October 31                Jane Austen’s World (Review)
November 01            So Little Time… (Interview)
November 01            Laura's Reviews (Review)
November 04            English Historical Fiction Authors (Guest Blog)
November 04            Confessions of a Book Addict (Spotlight)
November 05            More Agreeably Engaged (Review)
November 05            Vesper’s Place (Review)
November 06            Jane Austen in Vermont (Interview)
November 06            Diary of an Eccentric (Interview)
November 07            All Things Austen (Spotlight)
November 07            A Bookish Way of Life (Review)
November 07            Let Them Read Books (Excerpt)  
November 08            Babblings of a Bookworm (Review)
November 08            vvb32 Reads (Review)
November 11            My Jane Austen Book Club (Review)
November 11            Reading the Past (Spotlight)
November 12            Jane Austen’s World (Interview)
November 12            The Calico Critic (Excerpt)
November 13            The Book Rat (Review) 
November 13            Austenesque Reviews (Review)
November 14            Fangs, Wands, & Fairy Dust (Review)
November 14            The Fiction Addict (Review)
November 15            My Love for Jane Austen (Spotlight)
November 15            Scuffed Slippers and Wormy Books (Review)                                   

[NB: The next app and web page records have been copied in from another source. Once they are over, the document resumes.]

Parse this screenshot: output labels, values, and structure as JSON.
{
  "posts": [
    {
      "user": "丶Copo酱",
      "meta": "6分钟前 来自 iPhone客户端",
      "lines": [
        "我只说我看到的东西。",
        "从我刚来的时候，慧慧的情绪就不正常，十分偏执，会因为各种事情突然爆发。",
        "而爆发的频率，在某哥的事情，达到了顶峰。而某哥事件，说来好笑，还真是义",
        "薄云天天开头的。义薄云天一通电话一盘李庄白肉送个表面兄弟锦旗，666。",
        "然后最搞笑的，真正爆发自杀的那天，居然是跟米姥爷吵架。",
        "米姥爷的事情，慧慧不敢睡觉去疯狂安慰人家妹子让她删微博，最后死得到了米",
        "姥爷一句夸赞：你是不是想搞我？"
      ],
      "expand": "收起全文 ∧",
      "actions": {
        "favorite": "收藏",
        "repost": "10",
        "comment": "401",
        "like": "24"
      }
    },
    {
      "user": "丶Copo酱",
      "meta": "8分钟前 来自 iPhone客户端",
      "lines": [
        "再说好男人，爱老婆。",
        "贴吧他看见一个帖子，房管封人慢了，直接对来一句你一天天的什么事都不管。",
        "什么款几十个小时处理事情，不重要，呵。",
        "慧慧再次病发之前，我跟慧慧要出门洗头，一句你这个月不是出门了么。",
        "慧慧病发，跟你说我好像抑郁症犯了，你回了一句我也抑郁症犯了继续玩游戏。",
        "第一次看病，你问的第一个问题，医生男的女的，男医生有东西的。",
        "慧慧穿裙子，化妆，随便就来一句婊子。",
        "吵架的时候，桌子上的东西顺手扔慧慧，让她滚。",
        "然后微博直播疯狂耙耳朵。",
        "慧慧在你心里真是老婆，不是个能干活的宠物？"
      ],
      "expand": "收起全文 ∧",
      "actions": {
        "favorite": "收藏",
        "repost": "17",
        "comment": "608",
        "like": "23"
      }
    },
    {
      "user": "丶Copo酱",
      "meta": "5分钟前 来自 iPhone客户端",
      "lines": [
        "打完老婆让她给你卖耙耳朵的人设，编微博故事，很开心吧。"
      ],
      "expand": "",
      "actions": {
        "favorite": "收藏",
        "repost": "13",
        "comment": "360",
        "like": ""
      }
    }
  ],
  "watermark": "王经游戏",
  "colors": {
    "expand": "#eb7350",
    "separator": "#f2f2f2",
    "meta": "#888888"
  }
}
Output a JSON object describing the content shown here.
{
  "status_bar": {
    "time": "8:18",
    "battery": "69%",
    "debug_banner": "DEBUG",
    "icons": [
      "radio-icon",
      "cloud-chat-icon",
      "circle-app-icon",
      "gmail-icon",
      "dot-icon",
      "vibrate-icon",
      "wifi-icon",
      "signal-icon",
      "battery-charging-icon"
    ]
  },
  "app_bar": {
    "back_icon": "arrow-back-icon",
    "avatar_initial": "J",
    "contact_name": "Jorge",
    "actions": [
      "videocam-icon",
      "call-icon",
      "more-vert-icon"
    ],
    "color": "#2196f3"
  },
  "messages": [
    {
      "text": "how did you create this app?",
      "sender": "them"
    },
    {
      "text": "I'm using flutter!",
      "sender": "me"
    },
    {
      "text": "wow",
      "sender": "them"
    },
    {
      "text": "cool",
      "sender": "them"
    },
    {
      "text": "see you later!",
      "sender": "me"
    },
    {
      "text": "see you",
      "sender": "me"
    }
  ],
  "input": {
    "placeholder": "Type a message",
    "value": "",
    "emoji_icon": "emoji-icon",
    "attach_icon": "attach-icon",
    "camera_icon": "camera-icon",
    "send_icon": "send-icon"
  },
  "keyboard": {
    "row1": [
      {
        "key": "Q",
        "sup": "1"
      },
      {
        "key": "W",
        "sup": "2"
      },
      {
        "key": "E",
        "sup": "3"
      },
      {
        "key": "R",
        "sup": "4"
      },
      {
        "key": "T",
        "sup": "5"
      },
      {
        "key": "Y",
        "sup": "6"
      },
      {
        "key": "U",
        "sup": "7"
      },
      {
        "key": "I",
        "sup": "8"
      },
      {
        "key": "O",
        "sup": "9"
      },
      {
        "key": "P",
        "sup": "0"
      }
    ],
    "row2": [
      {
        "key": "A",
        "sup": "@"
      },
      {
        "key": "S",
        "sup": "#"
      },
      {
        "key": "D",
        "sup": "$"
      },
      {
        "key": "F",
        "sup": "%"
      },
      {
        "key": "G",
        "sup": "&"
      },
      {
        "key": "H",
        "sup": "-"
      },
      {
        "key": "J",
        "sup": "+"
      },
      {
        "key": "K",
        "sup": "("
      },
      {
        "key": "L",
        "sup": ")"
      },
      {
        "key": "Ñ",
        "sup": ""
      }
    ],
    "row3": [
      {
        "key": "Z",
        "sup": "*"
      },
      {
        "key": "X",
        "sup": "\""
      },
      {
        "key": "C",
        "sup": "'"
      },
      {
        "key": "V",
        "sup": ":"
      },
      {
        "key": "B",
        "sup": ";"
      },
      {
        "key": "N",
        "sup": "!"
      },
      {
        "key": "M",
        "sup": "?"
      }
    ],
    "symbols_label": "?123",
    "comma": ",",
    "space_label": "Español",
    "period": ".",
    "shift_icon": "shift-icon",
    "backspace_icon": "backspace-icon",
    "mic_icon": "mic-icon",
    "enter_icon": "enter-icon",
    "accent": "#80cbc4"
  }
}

Laurel Ann Nattress said...

I love the logic and chain of events that lead to the creation of the cover. thanks for sharing.

TONY said...

Diana, I am pleased you chose Netley Abbey as a cover picture. I agree, Jane could well have been influenced by Netley's history. Netley influenced the Gothic movement. I was born and brought up a couple of miles from Netley on the outskirts of Southampton. My schools mates and myself used to clamber over Netleys ruins and scare ourselves with the stories about the ghosts. Netley had a white lady and a black clad monk for starters just to get the hairs on the backs of our necks rising. Good luck with the book. Tony

Diana Birchall said...

Dear Tony, I am so glad to hear from you and to have an opportunity to thank you! The wonderful piece you wrote for Jane Austen in Vermont about Netley Abbey inspired me in my book and in all the posts I am now writing. It was like a guidepost to the place and to the research I had to do to learn all about it. I am so envious of you growing up near there, and I hope to visit Netley myself on my next trip. I'd love to meet you too. Best wishes and thanks, Diana